Published : 2014-06-03 21:17
Updated : 2014-06-03 21:17
The Gwangju District Court on Tuesday issued arrest warrants for a senior vessel safety operator of the Korea Shipping Association’s Incheon unit and a vessel inspector of the Korean Register of Shipping’s Mokpo unit.
The two suspects ― a 51-year-old vessel safety operator surnamed Kim and a vessel inspector surnamed Jeon ― allegedly approved the operation of the Sewol ferry and issued a safety certificate without verifying the authenticity of the “forged” report submitted by Chonghaejin Marine Co., the operator of the sunken ferry.
The court cited “the seriousness of the (alleged) crime and the possibility of the suspects’ flight” as the reason for its endorsement of the warrant issuance, requested by the prosecution.
Investigators are striving to arrest a female follower of Yoo Byung-eun, the de facto owner of the ill-fated ferry Sewol, as the woman in her late 50s, surnamed Kim, is suspected of masterminding the 73-year-old business tycoon’s getaway.
She is known to be a close confidant of Yoo and is called “mother Kim” by devotees of the Salvation Sect, which is allegedly led by Yoo. After Yoo’s key aide Lee Jae-ok, a medical professor, was arrested by police for reportedly providing the business irregularity-saddled Yoo with hideouts, the female follower allegedly organized systematic support from the sect for the fugitive.
Later in the day, the Incheon District Prosecutors’ Office said that Yoo has sought political asylum in a third country.
“But the foreign embassy in Korea rejected former (Semo Group) chairman Yoo’s refugee proposal as he failed to meet the requirements,” said the prosecution. “The embassy noted that the country does not provide asylum for a criminal suspect.”
While the prosecution declined to name the targeted country, citing diplomatic matters, some observers alleged that it could be France or the Czech Republic.

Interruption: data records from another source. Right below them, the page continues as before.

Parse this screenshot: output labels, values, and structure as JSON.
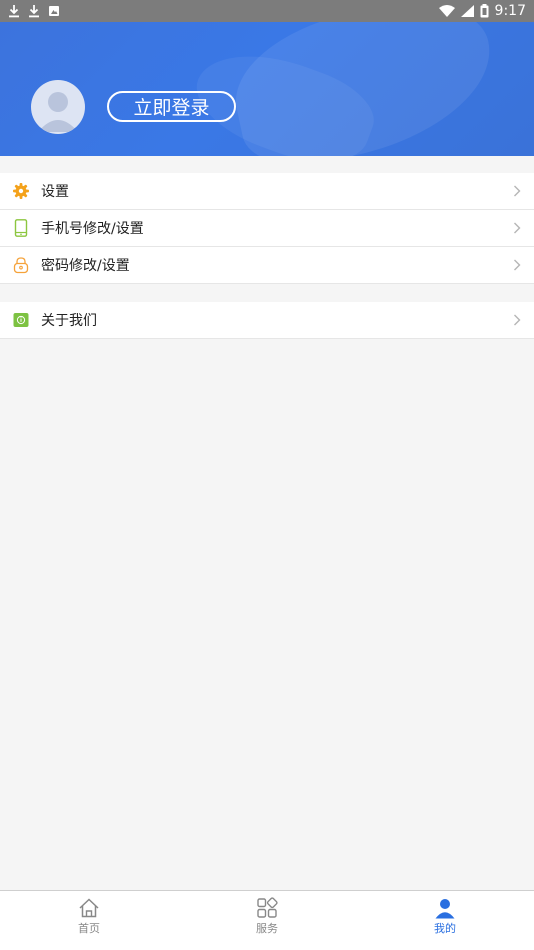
{
  "status_bar": {
    "time": "9:17",
    "left_icons": [
      "download-icon",
      "download-icon",
      "image-icon"
    ],
    "right_icons": [
      "wifi-icon",
      "signal-icon",
      "battery-icon"
    ]
  },
  "header": {
    "login_label": "立即登录",
    "avatar": "user-avatar-icon"
  },
  "menu_group_1": {
    "items": [
      {
        "label": "设置",
        "icon": "gear-icon",
        "icon_color": "#f4a21b"
      },
      {
        "label": "手机号修改/设置",
        "icon": "phone-icon",
        "icon_color": "#8cc63f"
      },
      {
        "label": "密码修改/设置",
        "icon": "lock-icon",
        "icon_color": "#f5a23a"
      }
    ]
  },
  "menu_group_2": {
    "items": [
      {
        "label": "关于我们",
        "icon": "info-icon",
        "icon_color": "#7dc242"
      }
    ]
  },
  "tab_bar": {
    "tabs": [
      {
        "label": "首页",
        "icon": "home-icon",
        "active": false
      },
      {
        "label": "服务",
        "icon": "services-grid-icon",
        "active": false
      },
      {
        "label": "我的",
        "icon": "profile-icon",
        "active": true
      }
    ],
    "active_color": "#2a6fe0",
    "inactive_color": "#888888"
  }
}
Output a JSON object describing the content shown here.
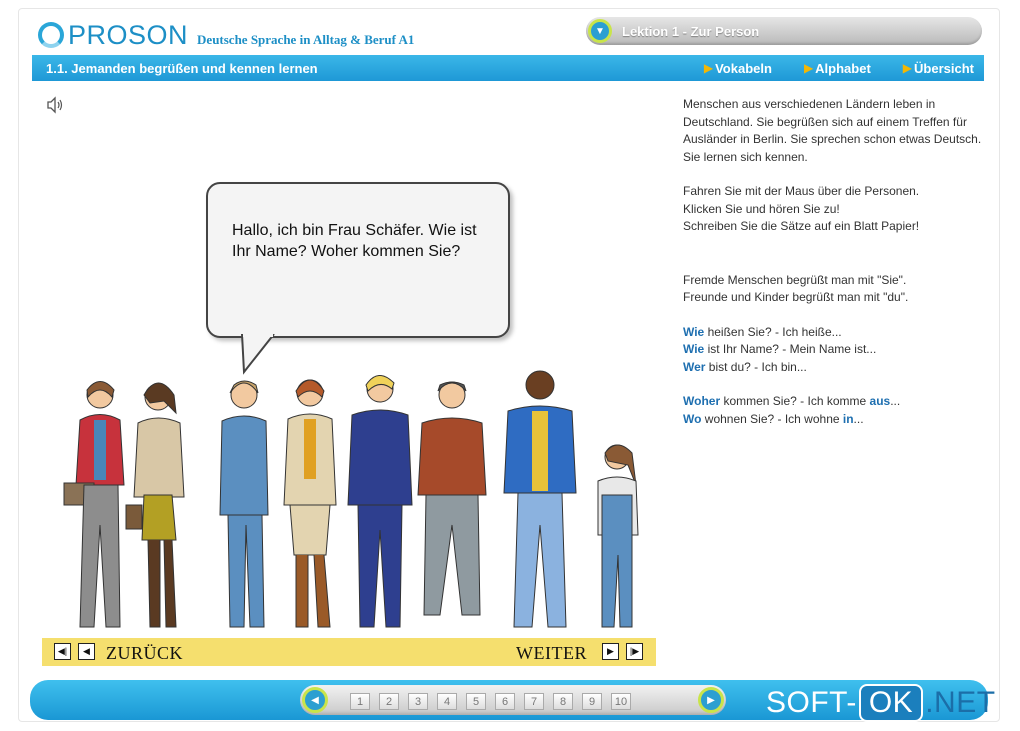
{
  "header": {
    "brand": "PROSON",
    "course_title": "Deutsche Sprache in Alltag & Beruf A1",
    "lesson_label": "Lektion 1 - Zur Person"
  },
  "titlebar": {
    "section_title": "1.1.  Jemanden begrüßen und kennen lernen",
    "links": [
      "Vokabeln",
      "Alphabet",
      "Übersicht"
    ]
  },
  "bubble": {
    "text": "Hallo, ich bin Frau Schäfer. Wie ist Ihr Name? Woher kommen Sie?"
  },
  "navigation": {
    "back_label": "ZURÜCK",
    "next_label": "WEITER"
  },
  "info": {
    "intro": "Menschen aus verschiedenen Ländern leben in Deutschland. Sie begrüßen sich auf einem Treffen für Ausländer in Berlin. Sie sprechen schon etwas Deutsch. Sie lernen sich kennen.",
    "instructions": [
      "Fahren Sie mit der Maus über die Personen.",
      "Klicken Sie und hören Sie zu!",
      "Schreiben Sie die Sätze auf ein Blatt Papier!"
    ],
    "note": [
      "Fremde Menschen begrüßt man mit \"Sie\".",
      "Freunde und Kinder begrüßt man mit \"du\"."
    ],
    "phrases_1": [
      {
        "kw": "Wie",
        "rest": " heißen Sie? - Ich heiße..."
      },
      {
        "kw": "Wie",
        "rest": " ist Ihr Name? - Mein Name ist..."
      },
      {
        "kw": "Wer",
        "rest": " bist du? - Ich bin..."
      }
    ],
    "phrase_woher": {
      "kw": "Woher",
      "mid": " kommen Sie? - Ich komme ",
      "kw2": "aus",
      "end": "..."
    },
    "phrase_wo": {
      "kw": "Wo",
      "mid": " wohnen Sie? - Ich wohne ",
      "kw2": "in",
      "end": "..."
    }
  },
  "pager": {
    "pages": [
      "1",
      "2",
      "3",
      "4",
      "5",
      "6",
      "7",
      "8",
      "9",
      "10"
    ]
  },
  "watermark": {
    "left": "SOFT-",
    "ok": "OK",
    "net": ".NET"
  },
  "colors": {
    "accent_blue": "#1e98d6",
    "yellow_bar": "#f5df6e",
    "keyword_blue": "#1e6fb0"
  }
}
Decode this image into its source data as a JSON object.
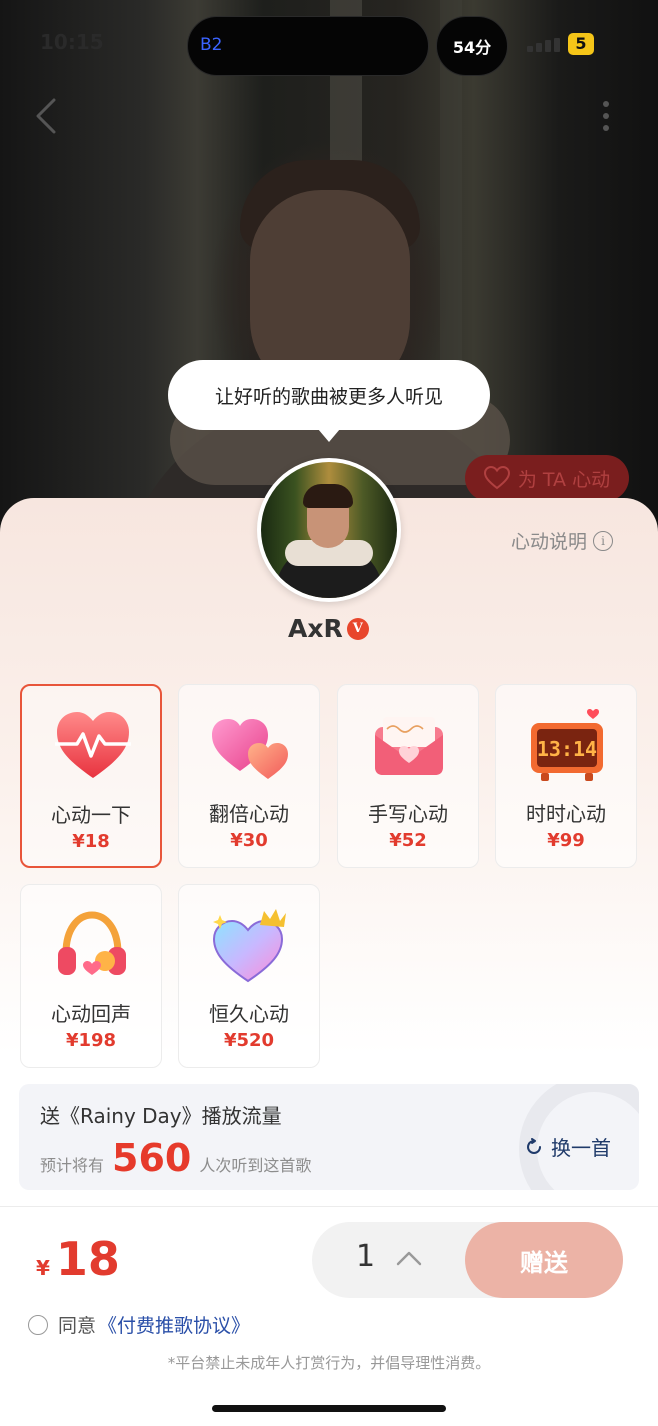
{
  "status_bar": {
    "time": "10:15",
    "island_label": "B2",
    "timer": "54分",
    "battery": "5"
  },
  "hero": {
    "bubble_text": "让好听的歌曲被更多人听见",
    "heart_button_label": "为 TA 心动"
  },
  "sheet": {
    "explain_label": "心动说明",
    "username": "AxR",
    "verified_badge": "V",
    "gifts": [
      {
        "name": "心动一下",
        "price": "¥18",
        "selected": true,
        "icon": "heart-pulse-icon"
      },
      {
        "name": "翻倍心动",
        "price": "¥30",
        "selected": false,
        "icon": "double-heart-icon"
      },
      {
        "name": "手写心动",
        "price": "¥52",
        "selected": false,
        "icon": "love-letter-icon"
      },
      {
        "name": "时时心动",
        "price": "¥99",
        "selected": false,
        "icon": "clock-icon"
      },
      {
        "name": "心动回声",
        "price": "¥198",
        "selected": false,
        "icon": "headphones-icon"
      },
      {
        "name": "恒久心动",
        "price": "¥520",
        "selected": false,
        "icon": "crown-heart-icon"
      }
    ],
    "song": {
      "title": "送《Rainy Day》播放流量",
      "sub_prefix": "预计将有",
      "count": "560",
      "sub_suffix": "人次听到这首歌",
      "switch_label": "换一首"
    },
    "footer": {
      "currency": "¥",
      "total": "18",
      "quantity": "1",
      "send_label": "赠送",
      "agree_prefix": "同意",
      "agree_link": "《付费推歌协议》",
      "notice": "*平台禁止未成年人打赏行为，并倡导理性消费。"
    }
  },
  "colors": {
    "accent": "#e23b2e",
    "send_button": "#ecb3a6",
    "link": "#2a4fa8"
  }
}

They point to Yoo’s eldest brother-in-law, who served as the Korean ambassador to the Czech Republic.
The former ambassador to the Eastern European country, surnamed Oh, had reportedly played a significant role in garnering local support for an exhibition of Yoo’s photo works in France.
Yoo and his family have been suspected of engaging in irregularities worth 100 billion won ($97.7 million), including embezzlement of company funds, evading taxes and breach of trust.
The prosecution is scrutinizing the circumstances surrounding his application for refugee status and plans to summon figures who have contacted the foreign embassy in Korea.
The investigative agency also asked the Ministry of Foreign Affairs to inform embassies in Korea of Yoo’s misconduct and his attempts to gain refugee status.
The prosecution has yet to determine the whereabouts of Yoo and his oldest son Dae-gyun despite a series of raids in cities including Suncheon, Boseong and Jeonju in the Jeolla provinces.
The prosecution is expected to once again raid Geumsuwon, Yoo and his followers’ religious compound located in Anseong, Gyeonggi Province.